In this case: Molality = 0.5 mol / 1 kg = 0.5 m
Use cryoscopic constant and molality to calculate freezing point depression:
Freezing point depression = cryoscopic constant * molality
In this case: Freezing point depression = 1.86 °C/m * 0.5 m = 0.93 °C
By following these steps, you can determine the extent to which the freezing point of a solution will be lowered.
Limitations of freezing point depression calculations
The freezing point depression formula is a useful tool for calculating the decrease in freezing point caused by adding a solute to a solvent.
However, it’s important to understand that these calculations are based on certain assumptions and may not always accurately reflect real-world scenarios.
Ideal Behavior Assumption
Freezing point depression calculations assume ideal behavior, meaning they assume that solute-solvent interactions follow ideal patterns.
In reality, non-ideal interactions can occur between solutes and solvents, leading to deviations from the predicted freezing point depression. This can be influenced by factors such as molecular size, polarity, and shape.
Impurities and Other Factors
Another limitation of freezing point depression calculations is the presence of impurities in the substances being studied. Impurities can affect the accuracy of calculated values by introducing additional variables into the equation.

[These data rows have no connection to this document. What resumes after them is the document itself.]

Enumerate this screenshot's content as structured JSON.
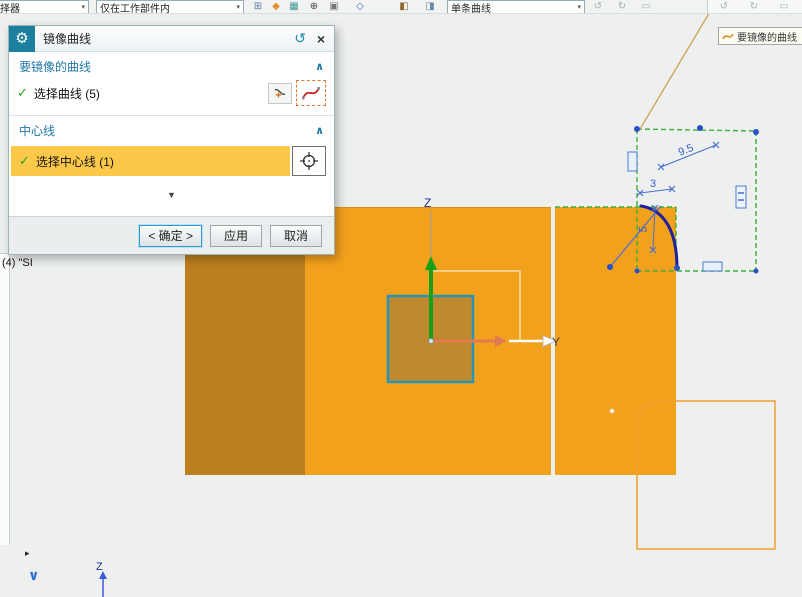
{
  "toolbar": {
    "filter_dropdown": "选择器",
    "scope_dropdown": "仅在工作部件内",
    "curve_rule_dropdown": "单条曲线",
    "icons": [
      {
        "name": "datum-plane-icon",
        "glyph": "⊞"
      },
      {
        "name": "snap-point-icon",
        "glyph": "◆"
      },
      {
        "name": "grid-snap-icon",
        "glyph": "▦"
      },
      {
        "name": "snap-center-icon",
        "glyph": "⊕"
      },
      {
        "name": "snap-intersection-icon",
        "glyph": "▣"
      },
      {
        "name": "snap-quadrant-icon",
        "glyph": "◇"
      },
      {
        "name": "shaded-view-icon",
        "glyph": "◧"
      },
      {
        "name": "wireframe-view-icon",
        "glyph": "◨"
      },
      {
        "name": "undo-icon",
        "glyph": "↺"
      },
      {
        "name": "redo-icon",
        "glyph": "↻"
      },
      {
        "name": "window-icon",
        "glyph": "▭"
      }
    ]
  },
  "tooltip": {
    "text": "要镜像的曲线"
  },
  "dialog": {
    "title": "镜像曲线",
    "curves_section": "要镜像的曲线",
    "select_curves": "选择曲线 (5)",
    "centerline_section": "中心线",
    "select_centerline": "选择中心线 (1)",
    "ok": "< 确定 >",
    "apply": "应用",
    "cancel": "取消"
  },
  "tree": {
    "item": "(4) \"SI"
  },
  "viewport": {
    "axis_z": "Z",
    "axis_y": "Y",
    "triad_z": "Z",
    "dim_width": "9.5",
    "dim_offset": "3",
    "dim_radius": "5"
  },
  "icons": {
    "gear": "⚙",
    "reset": "↺",
    "close": "×",
    "check": "✓",
    "chevron_up": "∧",
    "dropdown": "▾",
    "expand_down": "▼",
    "panel_arrow": "▸",
    "double_chevron": "∨"
  },
  "colors": {
    "accent_blue": "#2277a8",
    "highlight_yellow": "#fbc84a",
    "part_orange": "#f2a11c",
    "part_dark_orange": "#bd7f1f",
    "selected_green": "#3db03d",
    "sketch_blue": "#4a6fd0",
    "preview_orange": "#f59d33",
    "titlebar_teal": "#1b7f9e"
  }
}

These impurities can come from sources like incomplete purification processes or contamination during experimentation.
To assess the reliability of calculated values, experimental verification is necessary. Comparing theoretical predictions with actual experimental results helps determine if the assumptions made in the calculations hold true under real-world conditions.
This verification process allows scientists to identify any discrepancies or limitations in their calculations.
In conclusion, understanding freezing point depression is crucial in various scientific fields. By definition, freezing point depression refers to the phenomenon where the freezing point of a solution is lower than that of the pure solvent.
This occurs due to the presence of solute particles that disrupt the formation of solid crystal lattice structures.
To calculate freezing point depression, one can use the formula ΔT = Kf * m * i, where ΔT represents the change in freezing point, Kf is the cryoscopic constant specific to each solvent, m denotes molality (moles of solute per kilogram of solvent), and i signifies the van’t Hoff factor.
How does freezing point depression affect food preservation?
Freezing point depression is utilized in food preservation to prevent spoilage and maintain product quality during storage. By lowering the temperature at which water freezes within food products using salt or other solutes, bacterial growth is inhibited, extending shelf life.
Can I use any solute for freezing point depression?
Different solutes have varying effects on freezing points due to their different properties. It’s important to select an appropriate solute based on factors such as compatibility with the solvent and desired level of depressant effect.
Is there a maximum limit for how much I can depress a solution’s freezing point?
Technically, there is no maximum limit for depressing a solution’s freezing point. However, excessively low temperatures may lead to other undesirable effects such as the formation of ice crystals or changes in the product’s texture.
How can I determine the cryoscopic constant (Kf) for a specific solvent?
The cryoscopic constant is determined experimentally and varies depending on the solvent. It can be found in reference books or obtained through laboratory measurements using known solutes.
What are some other colligative properties related to freezing point depression?
Other colligative properties include boiling point elevation, vapor pressure lowering, and osmotic pressure. These phenomena occur due to the presence of solute particles in a solution and have practical applications in various scientific fields.